git diff --diff-filter command is a powerful tool that lets you filter the output of
git diff. This command is used to view the differences between files and directories in Git repositories, and the
--diff-filter option allows users to limit the kinds of changes that are shown.
--diff-filter option takes a letter code that specifies the kind of change you’re interested in. Here are the different change types that you can filter by:
A: File added
C: File copied
D: File deleted
M: File modified
R: File renamed
T: File type changed (e.g., regular file, symlink, submodule)
U: File is unmerged. You will see this after a merge conflict.
X: “Unknown” change type
B: File’s pairing Broken
You can use these codes singly (e.g.,
git diff --diff-filter=A) to show only those changes, or you can combine them (e.g.,

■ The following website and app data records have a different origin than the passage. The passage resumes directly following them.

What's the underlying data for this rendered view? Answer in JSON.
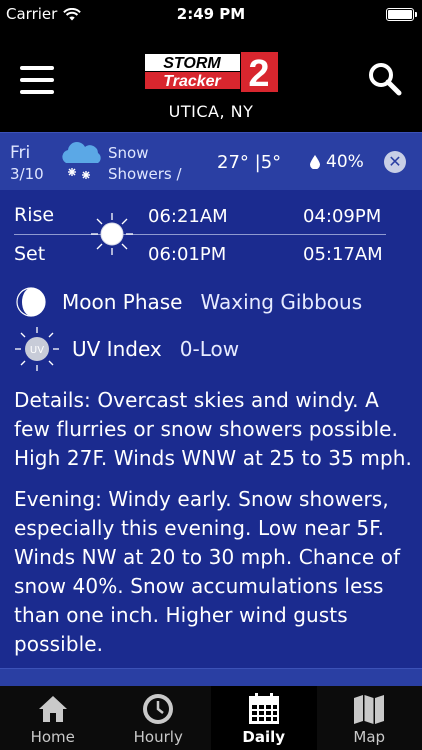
{
  "status_bar": {
    "carrier": "Carrier",
    "time": "2:49 PM"
  },
  "header": {
    "logo": {
      "line1": "STORM",
      "line2": "Tracker",
      "number": "2"
    },
    "location": "UTICA, NY"
  },
  "forecast_strip": {
    "day": "Fri",
    "date": "3/10",
    "condition_line1": "Snow",
    "condition_line2": "Showers /",
    "temps": "27° |5°",
    "precip": "40%",
    "close_glyph": "✕"
  },
  "sun_moon": {
    "rise_label": "Rise",
    "set_label": "Set",
    "sunrise": "06:21AM",
    "sunset": "06:01PM",
    "moonrise": "04:09PM",
    "moonset": "05:17AM"
  },
  "moon_phase": {
    "label": "Moon Phase",
    "value": "Waxing Gibbous"
  },
  "uv_index": {
    "label": "UV Index",
    "value": "0-Low",
    "icon_text": "UV"
  },
  "details": {
    "day": "Details: Overcast skies and windy. A few flurries or snow showers possible. High 27F. Winds WNW at 25 to 35 mph.",
    "evening": "Evening: Windy early. Snow showers, especially this evening. Low near 5F. Winds NW at 20 to 30 mph. Chance of snow 40%. Snow accumulations less than one inch. Higher wind gusts possible."
  },
  "tabs": [
    {
      "label": "Home",
      "icon": "home-icon",
      "active": false
    },
    {
      "label": "Hourly",
      "icon": "clock-icon",
      "active": false
    },
    {
      "label": "Daily",
      "icon": "calendar-icon",
      "active": true
    },
    {
      "label": "Map",
      "icon": "map-icon",
      "active": false
    }
  ],
  "colors": {
    "background": "#1b2b8f",
    "strip": "#2a3fa3",
    "logo_red": "#d8262e",
    "header": "#000000"
  }
}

git diff --diff-filter=AC) to show more than one kind of change.
By default, all these changes would be shown, but with the

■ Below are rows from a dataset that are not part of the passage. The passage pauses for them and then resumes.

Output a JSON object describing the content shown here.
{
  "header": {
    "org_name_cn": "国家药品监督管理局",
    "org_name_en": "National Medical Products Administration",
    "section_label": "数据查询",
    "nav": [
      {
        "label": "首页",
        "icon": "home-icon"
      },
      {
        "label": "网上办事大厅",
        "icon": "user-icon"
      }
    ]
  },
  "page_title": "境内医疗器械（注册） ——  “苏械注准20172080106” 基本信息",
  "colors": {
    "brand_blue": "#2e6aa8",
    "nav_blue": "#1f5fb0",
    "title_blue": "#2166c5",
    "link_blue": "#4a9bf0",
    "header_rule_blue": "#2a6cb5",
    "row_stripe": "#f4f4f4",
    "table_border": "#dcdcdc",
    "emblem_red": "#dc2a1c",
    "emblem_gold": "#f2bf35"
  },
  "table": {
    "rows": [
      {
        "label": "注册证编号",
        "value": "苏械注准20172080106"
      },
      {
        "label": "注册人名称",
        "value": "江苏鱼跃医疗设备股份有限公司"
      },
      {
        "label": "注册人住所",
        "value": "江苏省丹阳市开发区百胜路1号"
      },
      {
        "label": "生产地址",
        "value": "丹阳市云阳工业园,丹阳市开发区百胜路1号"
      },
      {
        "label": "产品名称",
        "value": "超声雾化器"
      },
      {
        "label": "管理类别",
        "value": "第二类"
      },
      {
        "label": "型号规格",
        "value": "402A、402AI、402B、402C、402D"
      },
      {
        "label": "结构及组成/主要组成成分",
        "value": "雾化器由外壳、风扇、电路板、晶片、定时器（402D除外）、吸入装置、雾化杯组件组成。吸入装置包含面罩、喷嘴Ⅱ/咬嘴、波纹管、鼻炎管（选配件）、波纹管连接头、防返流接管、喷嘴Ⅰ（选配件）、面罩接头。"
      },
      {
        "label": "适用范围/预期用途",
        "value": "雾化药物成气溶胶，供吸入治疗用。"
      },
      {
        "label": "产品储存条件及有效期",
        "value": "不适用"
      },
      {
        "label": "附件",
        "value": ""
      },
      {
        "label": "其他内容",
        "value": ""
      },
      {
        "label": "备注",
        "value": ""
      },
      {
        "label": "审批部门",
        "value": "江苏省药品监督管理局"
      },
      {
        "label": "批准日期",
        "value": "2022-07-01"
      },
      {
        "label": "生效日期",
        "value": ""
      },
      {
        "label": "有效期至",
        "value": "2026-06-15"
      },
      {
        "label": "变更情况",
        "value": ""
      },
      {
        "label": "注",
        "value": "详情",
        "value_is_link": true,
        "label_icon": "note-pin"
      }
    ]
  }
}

--diff-filter option you can tailor the output to your needs. This is particularly useful in large projects where you may only be interested in certain types of changes.
To illustrate, let’s say you’re working on a project and you’ve made a lot of changes, including adding new files, modifying existing ones, and deleting some. Now you want to view only the files you’ve added. You can use the following command:
git diff --diff-filter=A
This command will output a diff that includes only the files that have been added.
Or suppose you want to see the differences in the files that have been modified, you can use the following command:
git diff --diff-filter=M
This command will output a diff showing only the files that have been modified.
In summary, the
git diff --diff-filter command is a powerful and flexible tool for managing and understanding changes in your Git repositories. Its ability to filter changes makes it a significant command when working with large codebases or when you’re interested in only specific types of changes.